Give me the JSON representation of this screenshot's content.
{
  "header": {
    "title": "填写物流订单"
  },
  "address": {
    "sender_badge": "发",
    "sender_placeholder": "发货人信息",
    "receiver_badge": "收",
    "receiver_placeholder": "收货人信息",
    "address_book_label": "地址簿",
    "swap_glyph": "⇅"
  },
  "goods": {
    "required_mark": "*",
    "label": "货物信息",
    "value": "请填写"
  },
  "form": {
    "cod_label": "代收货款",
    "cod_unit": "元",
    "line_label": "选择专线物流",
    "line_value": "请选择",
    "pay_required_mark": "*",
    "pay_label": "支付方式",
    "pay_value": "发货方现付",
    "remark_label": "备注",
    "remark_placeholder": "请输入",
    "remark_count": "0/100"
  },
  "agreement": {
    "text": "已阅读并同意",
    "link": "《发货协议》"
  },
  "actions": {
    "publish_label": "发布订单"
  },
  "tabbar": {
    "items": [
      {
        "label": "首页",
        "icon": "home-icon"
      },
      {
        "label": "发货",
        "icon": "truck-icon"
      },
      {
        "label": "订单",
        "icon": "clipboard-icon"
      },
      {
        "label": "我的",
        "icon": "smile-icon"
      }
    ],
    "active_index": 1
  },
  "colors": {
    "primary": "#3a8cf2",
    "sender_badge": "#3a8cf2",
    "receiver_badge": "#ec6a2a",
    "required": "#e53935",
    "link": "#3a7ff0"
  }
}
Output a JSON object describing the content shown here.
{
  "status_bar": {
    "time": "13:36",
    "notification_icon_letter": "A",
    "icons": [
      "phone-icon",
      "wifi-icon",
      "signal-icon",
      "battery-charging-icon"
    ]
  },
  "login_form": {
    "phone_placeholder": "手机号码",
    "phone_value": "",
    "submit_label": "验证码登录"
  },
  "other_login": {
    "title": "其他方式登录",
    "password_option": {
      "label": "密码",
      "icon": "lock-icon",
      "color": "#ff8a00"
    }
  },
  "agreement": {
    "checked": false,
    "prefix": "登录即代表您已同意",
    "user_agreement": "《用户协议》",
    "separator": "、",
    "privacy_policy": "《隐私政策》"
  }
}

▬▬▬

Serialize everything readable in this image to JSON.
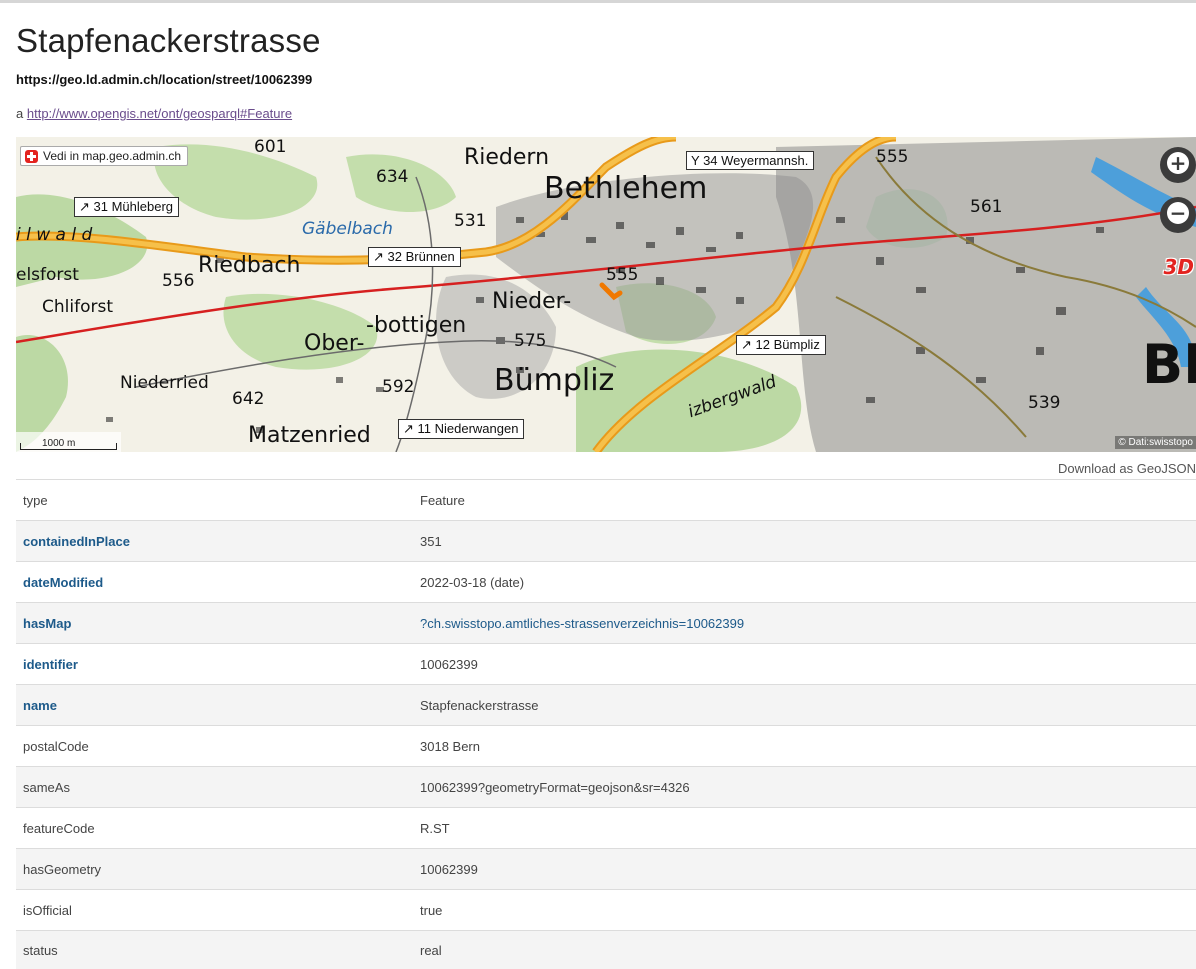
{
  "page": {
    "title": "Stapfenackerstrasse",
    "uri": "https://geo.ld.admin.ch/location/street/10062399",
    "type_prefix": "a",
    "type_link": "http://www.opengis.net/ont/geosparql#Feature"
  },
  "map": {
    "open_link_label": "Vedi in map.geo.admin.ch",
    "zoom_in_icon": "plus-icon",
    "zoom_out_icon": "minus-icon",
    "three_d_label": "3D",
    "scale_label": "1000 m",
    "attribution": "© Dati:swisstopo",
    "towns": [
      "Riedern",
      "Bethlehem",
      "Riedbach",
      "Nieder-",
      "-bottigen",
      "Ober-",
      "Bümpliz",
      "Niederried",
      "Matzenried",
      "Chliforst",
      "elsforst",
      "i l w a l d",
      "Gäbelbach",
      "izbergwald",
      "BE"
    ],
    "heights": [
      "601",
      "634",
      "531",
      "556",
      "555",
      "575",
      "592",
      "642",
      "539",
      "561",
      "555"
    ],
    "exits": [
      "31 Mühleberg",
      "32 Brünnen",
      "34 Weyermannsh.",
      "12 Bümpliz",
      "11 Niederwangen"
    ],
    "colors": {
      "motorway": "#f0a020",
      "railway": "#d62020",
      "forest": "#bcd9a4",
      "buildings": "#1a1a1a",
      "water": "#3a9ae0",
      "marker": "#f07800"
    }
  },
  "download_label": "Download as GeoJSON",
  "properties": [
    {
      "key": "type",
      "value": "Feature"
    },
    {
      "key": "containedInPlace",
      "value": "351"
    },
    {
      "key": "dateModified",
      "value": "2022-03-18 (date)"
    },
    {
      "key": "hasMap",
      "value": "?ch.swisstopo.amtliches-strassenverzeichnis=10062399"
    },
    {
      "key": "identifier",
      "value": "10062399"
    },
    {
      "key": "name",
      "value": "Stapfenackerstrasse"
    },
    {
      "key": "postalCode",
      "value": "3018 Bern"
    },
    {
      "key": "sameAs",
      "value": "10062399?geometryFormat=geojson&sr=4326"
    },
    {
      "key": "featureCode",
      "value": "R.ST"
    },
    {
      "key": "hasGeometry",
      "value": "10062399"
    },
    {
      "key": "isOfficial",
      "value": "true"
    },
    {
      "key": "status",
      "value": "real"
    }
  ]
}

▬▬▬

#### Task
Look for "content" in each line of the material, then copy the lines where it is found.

#### The answer
Give me the JSON representation of this screenshot's content.
Output a JSON object describing the content shown here.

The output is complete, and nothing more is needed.